* **Dataset rows for apps and sites**:
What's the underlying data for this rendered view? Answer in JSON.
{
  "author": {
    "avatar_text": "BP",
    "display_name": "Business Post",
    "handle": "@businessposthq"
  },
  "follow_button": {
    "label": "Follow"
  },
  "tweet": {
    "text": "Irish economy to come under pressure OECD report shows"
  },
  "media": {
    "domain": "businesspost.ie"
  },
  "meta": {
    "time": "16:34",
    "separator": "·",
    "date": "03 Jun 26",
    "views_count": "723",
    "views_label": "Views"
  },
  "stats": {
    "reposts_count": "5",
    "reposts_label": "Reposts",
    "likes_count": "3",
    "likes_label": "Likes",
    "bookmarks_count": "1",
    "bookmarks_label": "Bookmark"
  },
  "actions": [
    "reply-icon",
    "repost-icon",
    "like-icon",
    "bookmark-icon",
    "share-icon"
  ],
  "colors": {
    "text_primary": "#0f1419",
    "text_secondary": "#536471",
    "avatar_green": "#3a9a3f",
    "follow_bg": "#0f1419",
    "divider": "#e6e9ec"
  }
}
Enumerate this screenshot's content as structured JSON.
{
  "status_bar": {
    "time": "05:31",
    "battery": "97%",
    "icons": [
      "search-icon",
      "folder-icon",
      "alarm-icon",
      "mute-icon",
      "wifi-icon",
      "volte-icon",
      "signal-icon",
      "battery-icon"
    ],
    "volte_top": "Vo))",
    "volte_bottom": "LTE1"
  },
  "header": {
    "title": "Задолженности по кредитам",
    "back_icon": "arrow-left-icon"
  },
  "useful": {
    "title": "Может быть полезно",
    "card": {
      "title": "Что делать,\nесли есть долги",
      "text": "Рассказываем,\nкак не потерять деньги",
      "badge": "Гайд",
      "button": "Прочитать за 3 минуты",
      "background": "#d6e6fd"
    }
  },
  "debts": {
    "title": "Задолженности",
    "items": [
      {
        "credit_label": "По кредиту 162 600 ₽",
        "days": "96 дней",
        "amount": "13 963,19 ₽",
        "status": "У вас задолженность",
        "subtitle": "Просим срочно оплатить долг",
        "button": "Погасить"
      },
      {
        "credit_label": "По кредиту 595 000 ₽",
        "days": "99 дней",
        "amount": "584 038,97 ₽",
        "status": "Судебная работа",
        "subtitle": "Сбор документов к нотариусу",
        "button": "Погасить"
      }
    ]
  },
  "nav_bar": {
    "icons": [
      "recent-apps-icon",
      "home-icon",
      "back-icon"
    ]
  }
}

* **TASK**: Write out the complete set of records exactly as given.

* **RESPONSE**:
What's the underlying data for this rendered view? Answer in JSON.
{
  "author": {
    "avatar_text": "BP",
    "display_name": "Business Post",
    "handle": "@businessposthq"
  },
  "follow_button": {
    "label": "Follow"
  },
  "tweet": {
    "text": "Irish economy to come under pressure OECD report shows"
  },
  "media": {
    "domain": "businesspost.ie"
  },
  "meta": {
    "time": "16:34",
    "separator": "·",
    "date": "03 Jun 26",
    "views_count": "723",
    "views_label": "Views"
  },
  "stats": {
    "reposts_count": "5",
    "reposts_label": "Reposts",
    "likes_count": "3",
    "likes_label": "Likes",
    "bookmarks_count": "1",
    "bookmarks_label": "Bookmark"
  },
  "actions": [
    "reply-icon",
    "repost-icon",
    "like-icon",
    "bookmark-icon",
    "share-icon"
  ],
  "colors": {
    "text_primary": "#0f1419",
    "text_secondary": "#536471",
    "avatar_green": "#3a9a3f",
    "follow_bg": "#0f1419",
    "divider": "#e6e9ec"
  }
}
Enumerate this screenshot's content as structured JSON.
{
  "status_bar": {
    "time": "05:31",
    "battery": "97%",
    "icons": [
      "search-icon",
      "folder-icon",
      "alarm-icon",
      "mute-icon",
      "wifi-icon",
      "volte-icon",
      "signal-icon",
      "battery-icon"
    ],
    "volte_top": "Vo))",
    "volte_bottom": "LTE1"
  },
  "header": {
    "title": "Задолженности по кредитам",
    "back_icon": "arrow-left-icon"
  },
  "useful": {
    "title": "Может быть полезно",
    "card": {
      "title": "Что делать,\nесли есть долги",
      "text": "Рассказываем,\nкак не потерять деньги",
      "badge": "Гайд",
      "button": "Прочитать за 3 минуты",
      "background": "#d6e6fd"
    }
  },
  "debts": {
    "title": "Задолженности",
    "items": [
      {
        "credit_label": "По кредиту 162 600 ₽",
        "days": "96 дней",
        "amount": "13 963,19 ₽",
        "status": "У вас задолженность",
        "subtitle": "Просим срочно оплатить долг",
        "button": "Погасить"
      },
      {
        "credit_label": "По кредиту 595 000 ₽",
        "days": "99 дней",
        "amount": "584 038,97 ₽",
        "status": "Судебная работа",
        "subtitle": "Сбор документов к нотариусу",
        "button": "Погасить"
      }
    ]
  },
  "nav_bar": {
    "icons": [
      "recent-apps-icon",
      "home-icon",
      "back-icon"
    ]
  }
}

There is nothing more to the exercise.